An image-free, word-for-word version of the records below is to be returned.

+ + + + + + +

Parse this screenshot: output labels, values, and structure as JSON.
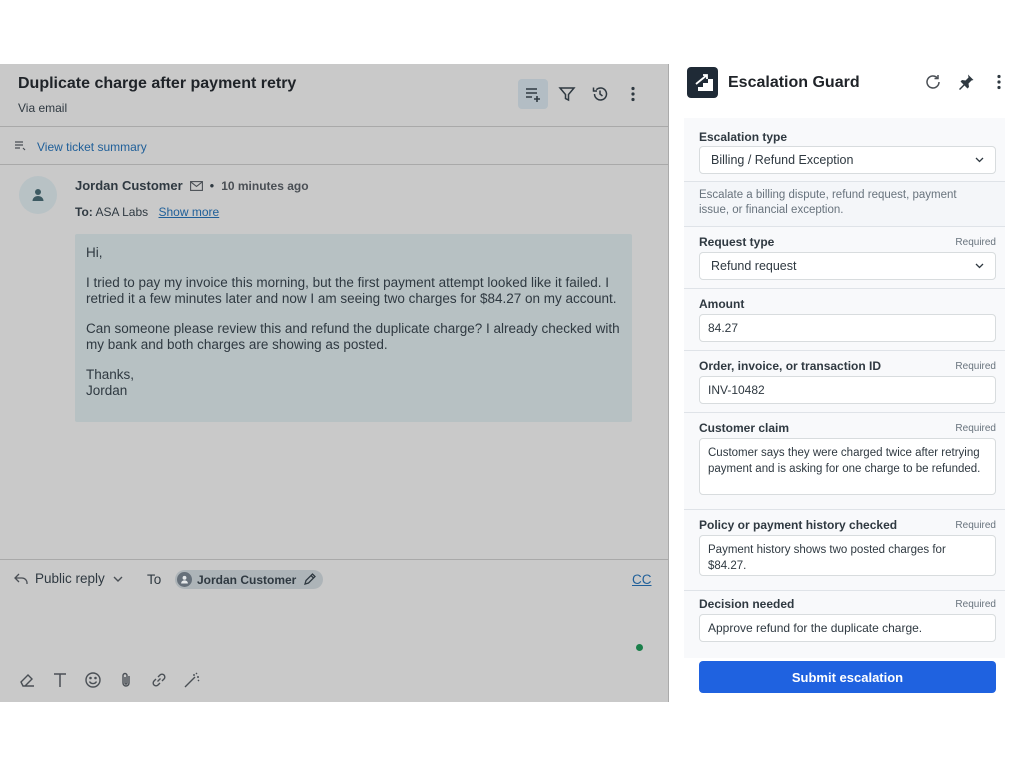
{
  "ticket": {
    "title": "Duplicate charge after payment retry",
    "channel": "Via email",
    "summary_link": "View ticket summary"
  },
  "message": {
    "sender": "Jordan Customer",
    "separator": "•",
    "time": "10 minutes ago",
    "to_label": "To:",
    "to_value": "ASA Labs",
    "show_more": "Show more",
    "greeting": "Hi,",
    "paragraph_1": "I tried to pay my invoice this morning, but the first payment attempt looked like it failed. I retried it a few minutes later and now I am seeing two charges for $84.27 on my account.",
    "paragraph_2": "Can someone please review this and refund the duplicate charge? I already checked with my bank and both charges are showing as posted.",
    "signoff": "Thanks,",
    "signature": "Jordan"
  },
  "composer": {
    "reply_mode": "Public reply",
    "to_label": "To",
    "recipient": "Jordan Customer",
    "cc": "CC"
  },
  "panel": {
    "title": "Escalation Guard",
    "submit_label": "Submit escalation",
    "required_label": "Required",
    "fields": {
      "escalation_type_label": "Escalation type",
      "escalation_type_value": "Billing / Refund Exception",
      "description": "Escalate a billing dispute, refund request, payment issue, or financial exception.",
      "request_type_label": "Request type",
      "request_type_value": "Refund request",
      "amount_label": "Amount",
      "amount_value": "84.27",
      "order_id_label": "Order, invoice, or transaction ID",
      "order_id_value": "INV-10482",
      "customer_claim_label": "Customer claim",
      "customer_claim_value": "Customer says they were charged twice after retrying payment and is asking for one charge to be refunded.",
      "policy_label": "Policy or payment history checked",
      "policy_value": "Payment history shows two posted charges for $84.27.",
      "decision_label": "Decision needed",
      "decision_value": "Approve refund for the duplicate charge."
    }
  },
  "colors": {
    "accent": "#1f62e0",
    "link": "#1f5f99",
    "online": "#1a7f4a"
  }
}
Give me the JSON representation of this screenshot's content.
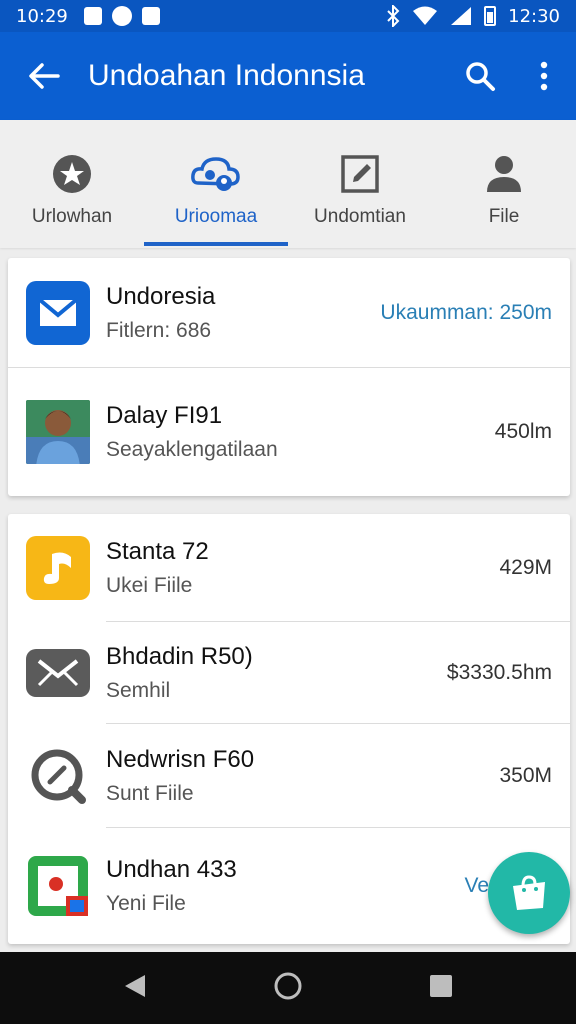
{
  "status_bar": {
    "time_left": "10:29",
    "time_right": "12:30",
    "icons": [
      "notification-icon",
      "messenger-icon",
      "gallery-icon",
      "bluetooth-icon",
      "wifi-icon",
      "signal-icon",
      "battery-icon"
    ]
  },
  "app_bar": {
    "title": "Undoahan Indonnsia",
    "icons": [
      "back-arrow-icon",
      "search-icon",
      "more-vert-icon"
    ]
  },
  "tabs": [
    {
      "label": "Urlowhan",
      "icon": "star-badge-icon",
      "active": false
    },
    {
      "label": "Urioomaa",
      "icon": "cloud-people-icon",
      "active": true
    },
    {
      "label": "Undomtian",
      "icon": "edit-box-icon",
      "active": false
    },
    {
      "label": "File",
      "icon": "person-icon",
      "active": false
    }
  ],
  "list_group_1": [
    {
      "name": "Undoresia",
      "sub": "Fitlern: 686",
      "meta": "Ukaumman: 250m",
      "icon": "mail-app-icon"
    },
    {
      "name": "Dalay FI91",
      "sub": "Seayaklengatilaan",
      "meta": "450lm",
      "icon": "person-photo"
    }
  ],
  "list_group_2": [
    {
      "name": "Stanta 72",
      "sub": "Ukei Fiile",
      "meta": "429M",
      "icon": "music-note-icon"
    },
    {
      "name": "Bhdadin R50)",
      "sub": "Semhil",
      "meta": "$3330.5hm",
      "icon": "envelope-icon"
    },
    {
      "name": "Nedwrisn F60",
      "sub": "Sunt Fiile",
      "meta": "350M",
      "icon": "clock-search-icon"
    },
    {
      "name": "Undhan 433",
      "sub": "Yeni File",
      "meta": "Ver",
      "icon": "maps-app-icon"
    }
  ],
  "fab": {
    "icon": "shopping-bag-icon"
  },
  "nav_bar": {
    "icons": [
      "nav-back-icon",
      "nav-home-icon",
      "nav-recents-icon"
    ]
  },
  "colors": {
    "primary": "#0b5fd1",
    "accent": "#1f63c8",
    "fab": "#22b8a7",
    "meta_accent": "#2a7fb5"
  }
}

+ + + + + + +

▶ **WRITTEN SOLUTION**:
Parse this screenshot: output labels, values, and structure as JSON.
{
  "ticket": {
    "title": "Duplicate charge after payment retry",
    "channel": "Via email",
    "summary_link": "View ticket summary"
  },
  "message": {
    "sender": "Jordan Customer",
    "separator": "•",
    "time": "10 minutes ago",
    "to_label": "To:",
    "to_value": "ASA Labs",
    "show_more": "Show more",
    "greeting": "Hi,",
    "paragraph_1": "I tried to pay my invoice this morning, but the first payment attempt looked like it failed. I retried it a few minutes later and now I am seeing two charges for $84.27 on my account.",
    "paragraph_2": "Can someone please review this and refund the duplicate charge? I already checked with my bank and both charges are showing as posted.",
    "signoff": "Thanks,",
    "signature": "Jordan"
  },
  "composer": {
    "reply_mode": "Public reply",
    "to_label": "To",
    "recipient": "Jordan Customer",
    "cc": "CC"
  },
  "panel": {
    "title": "Escalation Guard",
    "submit_label": "Submit escalation",
    "required_label": "Required",
    "fields": {
      "escalation_type_label": "Escalation type",
      "escalation_type_value": "Billing / Refund Exception",
      "description": "Escalate a billing dispute, refund request, payment issue, or financial exception.",
      "request_type_label": "Request type",
      "request_type_value": "Refund request",
      "amount_label": "Amount",
      "amount_value": "84.27",
      "order_id_label": "Order, invoice, or transaction ID",
      "order_id_value": "INV-10482",
      "customer_claim_label": "Customer claim",
      "customer_claim_value": "Customer says they were charged twice after retrying payment and is asking for one charge to be refunded.",
      "policy_label": "Policy or payment history checked",
      "policy_value": "Payment history shows two posted charges for $84.27.",
      "decision_label": "Decision needed",
      "decision_value": "Approve refund for the duplicate charge."
    }
  },
  "colors": {
    "accent": "#1f62e0",
    "link": "#1f5f99",
    "online": "#1a7f4a"
  }
}
Give me the JSON representation of this screenshot's content.
{
  "status_bar": {
    "time_left": "10:29",
    "time_right": "12:30",
    "icons": [
      "notification-icon",
      "messenger-icon",
      "gallery-icon",
      "bluetooth-icon",
      "wifi-icon",
      "signal-icon",
      "battery-icon"
    ]
  },
  "app_bar": {
    "title": "Undoahan Indonnsia",
    "icons": [
      "back-arrow-icon",
      "search-icon",
      "more-vert-icon"
    ]
  },
  "tabs": [
    {
      "label": "Urlowhan",
      "icon": "star-badge-icon",
      "active": false
    },
    {
      "label": "Urioomaa",
      "icon": "cloud-people-icon",
      "active": true
    },
    {
      "label": "Undomtian",
      "icon": "edit-box-icon",
      "active": false
    },
    {
      "label": "File",
      "icon": "person-icon",
      "active": false
    }
  ],
  "list_group_1": [
    {
      "name": "Undoresia",
      "sub": "Fitlern: 686",
      "meta": "Ukaumman: 250m",
      "icon": "mail-app-icon"
    },
    {
      "name": "Dalay FI91",
      "sub": "Seayaklengatilaan",
      "meta": "450lm",
      "icon": "person-photo"
    }
  ],
  "list_group_2": [
    {
      "name": "Stanta 72",
      "sub": "Ukei Fiile",
      "meta": "429M",
      "icon": "music-note-icon"
    },
    {
      "name": "Bhdadin R50)",
      "sub": "Semhil",
      "meta": "$3330.5hm",
      "icon": "envelope-icon"
    },
    {
      "name": "Nedwrisn F60",
      "sub": "Sunt Fiile",
      "meta": "350M",
      "icon": "clock-search-icon"
    },
    {
      "name": "Undhan 433",
      "sub": "Yeni File",
      "meta": "Ver",
      "icon": "maps-app-icon"
    }
  ],
  "fab": {
    "icon": "shopping-bag-icon"
  },
  "nav_bar": {
    "icons": [
      "nav-back-icon",
      "nav-home-icon",
      "nav-recents-icon"
    ]
  },
  "colors": {
    "primary": "#0b5fd1",
    "accent": "#1f63c8",
    "fab": "#22b8a7",
    "meta_accent": "#2a7fb5"
  }
}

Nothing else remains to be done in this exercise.